Ethics Statement and Conflict of Interest Disclosures
Human subjects: Consent was obtained by all participants in this study. UT MD Anderson Quality Improvement Advisory Board issued approval UT MDACC QIAB. This study was approved by the University of Texas MD Anderson Quality Improvement Advisory Board. No identifying protected health information was actually collected or retained for observed patients. Animal subjects: All authors have confirmed that this study did not involve animal subjects or tissue. Conflicts of interest: In compliance with the ICMJE uniform disclosure form, all authors declare the following: Payment/services info: All authors have declared that no financial support was received from any organization for the submitted work. Financial relationships: All authors have declared that they have no financial relationships at present or within the previous three years with any organizations that might have an interest in the submitted work. Other relationships: All authors have declared that there are no other relationships or activities that could appear to have influenced the submitted work.
We thank Nurse Manager Lacrista Edwards and the staff at MD Anderson Cancer Center Sugar Land for their efforts in conducting this study. No external funding sources were provided for this study.
Cite this article as:
Ning M S, Dean M K, Taylor K A, et al. (May 02, 2019) Evaluation and Improvement of Bottlenecking in a Multidisciplinary Oncology Clinic: An Electronic Medical Record Intervention. Cureus 11(5): e4583. doi:10.7759/cureus.4583
Received by Cureus: April 19, 2019
Peer review began: April 22, 2019
Peer review concluded: April 28, 2019
Published: May 02, 2019
© Copyright 2019
Ning et al. This is an open access article distributed under the terms of the Creative Commons Attribution License CC-BY 3.0., which permits unrestricted use, distribution, and reproduction in any medium, provided the original author and source are credited.

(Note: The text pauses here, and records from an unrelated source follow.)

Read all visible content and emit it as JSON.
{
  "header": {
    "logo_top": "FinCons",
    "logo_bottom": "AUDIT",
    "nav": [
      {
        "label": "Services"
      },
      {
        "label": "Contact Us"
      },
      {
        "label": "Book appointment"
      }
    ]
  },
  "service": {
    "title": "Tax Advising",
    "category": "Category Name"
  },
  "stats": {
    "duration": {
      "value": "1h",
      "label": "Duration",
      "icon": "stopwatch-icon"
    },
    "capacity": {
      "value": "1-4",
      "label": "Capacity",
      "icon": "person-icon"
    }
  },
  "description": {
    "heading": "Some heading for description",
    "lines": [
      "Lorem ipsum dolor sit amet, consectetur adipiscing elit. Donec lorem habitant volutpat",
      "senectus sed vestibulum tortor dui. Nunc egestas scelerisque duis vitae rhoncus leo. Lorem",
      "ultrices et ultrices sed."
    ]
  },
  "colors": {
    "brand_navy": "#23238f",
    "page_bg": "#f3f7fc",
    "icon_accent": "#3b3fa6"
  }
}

This is an open access article distributed under the terms of the Creative Commons Attribution License, which permits unrestricted use, distribution, and reproduction in any medium, provided the original author and source are credited.